All of the powertrains use all-wheel drive and eight-speed automatic transmissions. Added to that, everything beyond the entry-level models have launch control (for some reason) and they can all switch between Sport, Comfort and Eco Pro modes. BMW adds a sharper Sport+ mode to the six-cylinder models and the faster 30i.

The major criticisms we had of the 2014 X4 were its limited rear headroom and, especially, the obvious cost cutting and cheap materials in the cabin.

Not surprisingly the interior is much the same as the X3 although with less rear space. Picture: DAIMLER
Not surprisingly the interior is much the same as the X3 although with less rear space. Picture: DAIMLER

BMW has tried to correct some of those points, making LED head and tail lights, twin exhaust tips and 19-inch alloys standard across the range.

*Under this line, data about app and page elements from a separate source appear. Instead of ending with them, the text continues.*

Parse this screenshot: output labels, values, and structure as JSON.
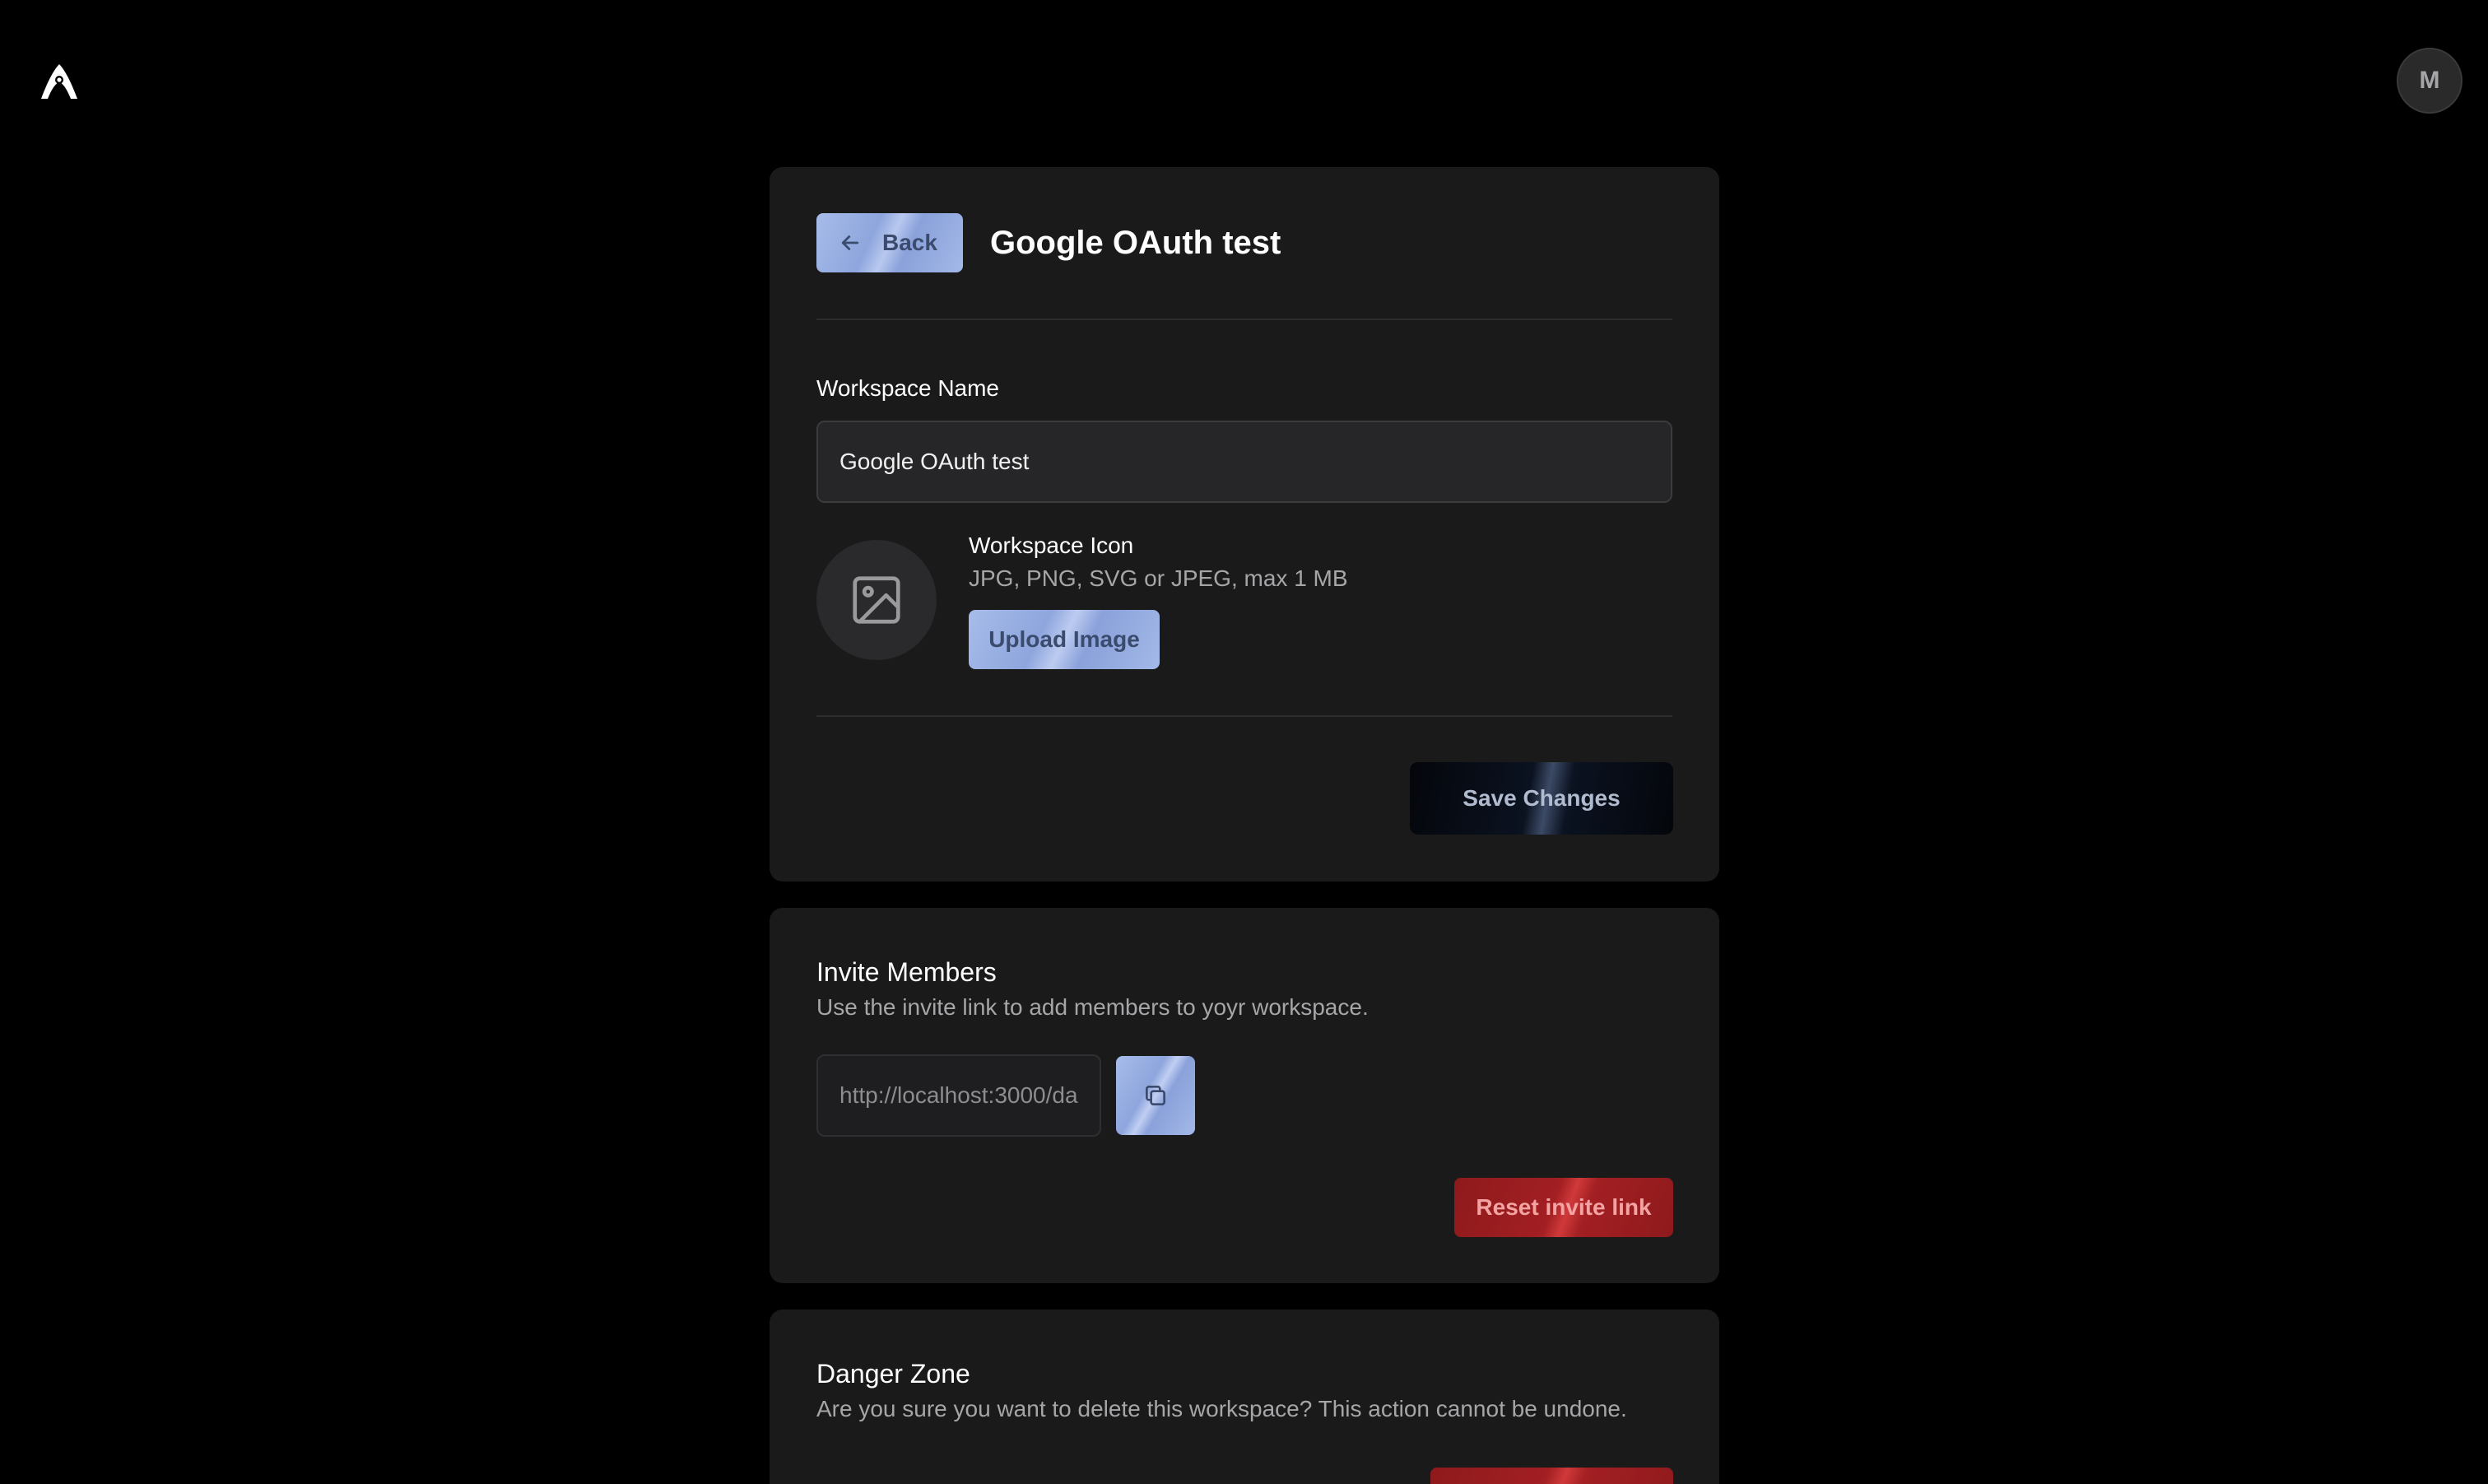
{
  "header": {
    "logo_icon": "rocket-logo-icon",
    "avatar_initial": "M"
  },
  "workspace": {
    "back_label": "Back",
    "title": "Google OAuth test",
    "name_label": "Workspace Name",
    "name_value": "Google OAuth test",
    "icon_title": "Workspace Icon",
    "icon_hint": "JPG, PNG, SVG or JPEG, max 1 MB",
    "upload_label": "Upload Image",
    "save_label": "Save Changes"
  },
  "invite": {
    "title": "Invite Members",
    "description": "Use the invite link to add members to yoyr workspace.",
    "link_value": "http://localhost:3000/da",
    "copy_icon": "copy-icon",
    "reset_label": "Reset invite link"
  },
  "danger": {
    "title": "Danger Zone",
    "description": "Are you sure you want to delete this workspace? This action cannot be undone."
  },
  "colors": {
    "background": "#000000",
    "card": "#1a1a1b",
    "accent": "#9fb4e6",
    "danger": "#a21f22"
  }
}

The front seats have been redesigned, though BMW has not mentioned any updates to the X4’s particularly flat and uncomfortable rear seats, except to say its passengers now have 27mm more knee and leg room. It also scores a built-in SIM card and BMW’s latest generation iDrive for the infotainment system. That system is now based around a 6.5-inch display atop the dashboard, while an optional Professional navigation setup pushes that out to 10.25 inches and adds a touchscreen function.

There have been steps forward in the voice-control system to allow more real-world questions, plus a gesture-control option, while the X4’s optional head-up display is 70% larger and now is much clearer.

Its connectivity includes both Android Auto and Apple CarPlay, while drivers can choose which interface to use on its Open Mobility Cloud platform. It encompasses everything from the Apple watch to smartphones to Amazon Alexa or Google Home voice-controlled personal assistants.

The luggage area retains its 525l capacity, though it can rise to 1,430l if the 40:20:40 split rear seat is folded flat, either from the seat or remotely from the boot itself. Drivers can also individually adjust the three backrest angles to manage odd cargo sizes.

In spite of the X4 sharing most of its architecture with the new X3, it won’t be built in SA, at least not for now.